Date: Wed, 21 Dec 2011 18:55:36 -0500
Reply-To: DCHAS-L <DCHAS-L**At_Symbol_Here**MED.CORNELL.EDU>
Sender: DCHAS-L Discussion List <dchas-l**At_Symbol_Here**>
From: ACTSNYC**At_Symbol_Here**CS.COM
Subject: Re: Eye protection for working w/borosilicate glass
X-To: dchas-l**At_Symbol_Here**

I refer you all to:

"Infrared Radiation Exposure in Traditional Glass Factories," Renata Sisto,Iole Pinto, Nicola Stacchiene, Franco Guiliani. Am. Indust. Hyg. Assoc. J., 61:5-10, Jan/Feb, 2000.

As in previous studies, the Italian researchers found that very little ultraviolet radiation is produced in glassblowing.  Instead, intense exposures in the IR-B and IR-C ranges were sustained by the workers who are in close proximity to the glass furnaces gathering glass, reheating, and similar activities.  These IR exposures exceeded the American Conference of Governmental Industrial Hygienist's limits by factors as large as 15! 

And regarding generation of IR cataracts, the researchers concluded from analyses of three other recent studies [I'll provide these references if you want] that IR-B (1400-3000 nm) and IR-C (3000-1,000,000 nm) are the most hazardous.

Then the Italian researchers dropped a bombshell.  They explained thatwhile commercial lenses are available which guarantee a very low IR spectral transmission in the 770-2000 nm range, IR transmission above this level in the IR-C range is not usually known or even reported!

Didymium lenses block the sodium yellow light and would be good at blockingUV if there was any amount worth blocking, but from the transmission spectrums I've seen, didymium lenses don't block even the reported IR range worth squat.  Now your small scale lamp work is much less hazardous, but big or small amounts of glowing borosilicate glass put out the same spectrumof radiation.

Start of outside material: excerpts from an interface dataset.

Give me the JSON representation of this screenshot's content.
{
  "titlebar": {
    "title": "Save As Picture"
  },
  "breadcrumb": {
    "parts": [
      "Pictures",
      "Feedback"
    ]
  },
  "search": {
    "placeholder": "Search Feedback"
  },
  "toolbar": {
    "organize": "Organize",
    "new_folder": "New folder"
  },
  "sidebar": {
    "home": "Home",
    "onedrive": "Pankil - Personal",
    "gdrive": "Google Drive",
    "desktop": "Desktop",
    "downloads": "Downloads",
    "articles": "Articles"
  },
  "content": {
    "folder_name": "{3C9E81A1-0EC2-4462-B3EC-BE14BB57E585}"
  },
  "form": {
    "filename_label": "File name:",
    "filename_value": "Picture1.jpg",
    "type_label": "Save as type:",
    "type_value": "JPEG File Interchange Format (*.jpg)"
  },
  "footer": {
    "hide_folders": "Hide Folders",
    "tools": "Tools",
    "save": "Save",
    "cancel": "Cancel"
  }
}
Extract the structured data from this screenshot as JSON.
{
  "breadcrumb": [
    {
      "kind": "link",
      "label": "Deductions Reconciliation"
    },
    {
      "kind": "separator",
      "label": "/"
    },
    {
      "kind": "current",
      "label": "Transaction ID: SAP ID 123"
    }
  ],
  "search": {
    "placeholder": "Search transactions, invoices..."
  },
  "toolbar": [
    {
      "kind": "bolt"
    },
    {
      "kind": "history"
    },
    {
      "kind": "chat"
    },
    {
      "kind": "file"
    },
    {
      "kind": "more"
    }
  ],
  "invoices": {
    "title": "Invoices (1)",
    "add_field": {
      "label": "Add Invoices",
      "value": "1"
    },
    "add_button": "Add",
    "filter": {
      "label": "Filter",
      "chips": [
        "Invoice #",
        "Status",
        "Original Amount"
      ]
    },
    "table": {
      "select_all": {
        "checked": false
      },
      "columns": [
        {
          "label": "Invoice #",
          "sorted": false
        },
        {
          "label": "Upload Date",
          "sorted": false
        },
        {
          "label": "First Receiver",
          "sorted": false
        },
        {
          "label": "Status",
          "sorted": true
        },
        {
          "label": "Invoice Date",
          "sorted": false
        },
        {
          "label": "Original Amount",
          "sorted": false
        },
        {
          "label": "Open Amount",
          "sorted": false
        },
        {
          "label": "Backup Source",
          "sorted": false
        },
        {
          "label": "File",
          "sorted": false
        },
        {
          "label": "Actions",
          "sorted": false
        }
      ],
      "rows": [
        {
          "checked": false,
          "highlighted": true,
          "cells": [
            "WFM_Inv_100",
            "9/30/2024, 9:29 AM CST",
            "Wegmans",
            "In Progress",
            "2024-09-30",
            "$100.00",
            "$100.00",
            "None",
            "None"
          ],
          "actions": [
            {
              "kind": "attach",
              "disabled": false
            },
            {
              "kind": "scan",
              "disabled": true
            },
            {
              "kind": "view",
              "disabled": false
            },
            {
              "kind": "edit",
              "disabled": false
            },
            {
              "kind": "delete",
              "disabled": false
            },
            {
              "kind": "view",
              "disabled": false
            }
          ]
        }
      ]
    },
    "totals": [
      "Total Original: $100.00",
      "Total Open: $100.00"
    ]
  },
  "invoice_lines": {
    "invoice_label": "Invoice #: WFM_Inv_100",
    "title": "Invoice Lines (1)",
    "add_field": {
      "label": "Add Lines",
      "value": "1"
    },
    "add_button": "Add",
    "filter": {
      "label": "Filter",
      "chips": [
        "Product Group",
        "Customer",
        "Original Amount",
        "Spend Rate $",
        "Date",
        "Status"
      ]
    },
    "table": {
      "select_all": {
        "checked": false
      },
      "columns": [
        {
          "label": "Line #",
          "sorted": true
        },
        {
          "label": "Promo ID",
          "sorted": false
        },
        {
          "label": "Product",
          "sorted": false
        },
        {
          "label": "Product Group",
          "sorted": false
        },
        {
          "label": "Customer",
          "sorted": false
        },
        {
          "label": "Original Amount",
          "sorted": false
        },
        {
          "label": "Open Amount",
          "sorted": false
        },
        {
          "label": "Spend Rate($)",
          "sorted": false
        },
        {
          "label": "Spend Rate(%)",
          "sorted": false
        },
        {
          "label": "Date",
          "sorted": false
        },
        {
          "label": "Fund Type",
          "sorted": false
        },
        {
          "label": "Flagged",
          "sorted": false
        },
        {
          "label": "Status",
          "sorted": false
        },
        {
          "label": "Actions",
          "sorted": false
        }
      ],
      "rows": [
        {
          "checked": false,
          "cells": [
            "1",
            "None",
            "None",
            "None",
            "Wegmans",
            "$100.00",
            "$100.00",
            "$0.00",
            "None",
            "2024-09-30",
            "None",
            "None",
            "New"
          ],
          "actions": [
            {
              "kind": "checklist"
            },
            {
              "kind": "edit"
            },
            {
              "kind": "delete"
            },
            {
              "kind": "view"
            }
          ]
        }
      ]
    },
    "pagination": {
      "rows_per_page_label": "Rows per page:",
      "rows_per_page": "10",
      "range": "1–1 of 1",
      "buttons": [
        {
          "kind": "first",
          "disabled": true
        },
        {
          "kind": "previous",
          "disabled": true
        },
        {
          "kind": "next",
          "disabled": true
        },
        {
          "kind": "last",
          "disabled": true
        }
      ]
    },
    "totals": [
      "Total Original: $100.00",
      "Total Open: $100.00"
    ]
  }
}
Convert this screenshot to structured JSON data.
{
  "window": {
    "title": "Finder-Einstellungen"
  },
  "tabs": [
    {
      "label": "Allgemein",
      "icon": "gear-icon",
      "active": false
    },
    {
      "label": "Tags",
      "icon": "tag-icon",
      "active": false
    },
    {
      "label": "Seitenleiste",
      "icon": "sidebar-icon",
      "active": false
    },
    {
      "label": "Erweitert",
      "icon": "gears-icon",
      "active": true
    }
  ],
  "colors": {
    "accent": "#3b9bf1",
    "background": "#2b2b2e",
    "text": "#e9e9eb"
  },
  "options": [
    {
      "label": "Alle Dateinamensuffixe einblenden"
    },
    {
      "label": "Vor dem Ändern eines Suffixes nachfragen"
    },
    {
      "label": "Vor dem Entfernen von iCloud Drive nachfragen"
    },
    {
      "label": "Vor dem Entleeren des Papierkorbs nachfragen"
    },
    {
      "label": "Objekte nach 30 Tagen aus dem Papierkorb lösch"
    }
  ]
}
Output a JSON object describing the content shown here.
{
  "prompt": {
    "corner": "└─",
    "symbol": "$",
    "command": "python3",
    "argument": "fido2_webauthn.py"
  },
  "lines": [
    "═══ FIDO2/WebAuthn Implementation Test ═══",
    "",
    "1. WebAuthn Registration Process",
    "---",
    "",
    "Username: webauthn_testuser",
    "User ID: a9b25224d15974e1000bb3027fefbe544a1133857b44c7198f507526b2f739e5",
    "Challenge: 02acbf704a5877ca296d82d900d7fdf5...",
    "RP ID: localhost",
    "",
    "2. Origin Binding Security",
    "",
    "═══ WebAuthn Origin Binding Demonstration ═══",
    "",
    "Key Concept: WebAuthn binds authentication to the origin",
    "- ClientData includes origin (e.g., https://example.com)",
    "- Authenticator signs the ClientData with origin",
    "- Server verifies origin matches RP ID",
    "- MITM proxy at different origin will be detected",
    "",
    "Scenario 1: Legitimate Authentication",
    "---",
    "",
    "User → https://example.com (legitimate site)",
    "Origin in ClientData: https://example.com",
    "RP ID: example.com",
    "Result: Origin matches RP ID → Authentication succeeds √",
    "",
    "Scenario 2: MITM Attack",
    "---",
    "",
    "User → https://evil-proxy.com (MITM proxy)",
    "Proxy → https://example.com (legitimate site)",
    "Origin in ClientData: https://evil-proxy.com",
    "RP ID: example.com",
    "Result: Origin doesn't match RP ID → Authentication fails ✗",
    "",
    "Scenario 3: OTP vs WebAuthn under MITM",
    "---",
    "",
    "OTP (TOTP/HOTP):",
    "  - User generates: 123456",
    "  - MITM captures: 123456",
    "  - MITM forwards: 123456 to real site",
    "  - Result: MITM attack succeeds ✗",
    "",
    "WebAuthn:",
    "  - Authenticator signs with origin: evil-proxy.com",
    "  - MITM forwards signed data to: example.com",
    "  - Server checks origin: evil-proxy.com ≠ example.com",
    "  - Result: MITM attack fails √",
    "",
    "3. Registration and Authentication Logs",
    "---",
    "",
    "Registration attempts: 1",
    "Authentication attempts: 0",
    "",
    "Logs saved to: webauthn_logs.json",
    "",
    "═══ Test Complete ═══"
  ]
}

In a message dated 12/21/2011 4:40:48 PM Eastern Standard Time, info@ILPI.COM writes:

Didymium glasses a must for borosilicate glasswork.  Generic sunglasses are not sufficient.  See our Scientific Glassblowing Learning Centerat for information about these kinds of glasses and their various permutations.   Technical data is here:

You can find a wide variety of glasses and face shields at these two vendors - they offer far more than just the basic set of glasses you're likely tofind from the major lab houses.  Neither I nor my company has any affiliation with these:

Rob Toreki

Previous post   |  Top of Page   |   Next post

The content of this page reflects the personal opinion(s) of the author(s) only, not the American Chemical Society, ILPI, Safety Emporium, or any other party. Use of any information on this page is at the reader's own risk. Unauthorized reproduction of these materials is prohibited. Send questions/comments about the archive to
The maintenance and hosting of the DCHAS-L archive is provided through the generous support of Safety Emporium.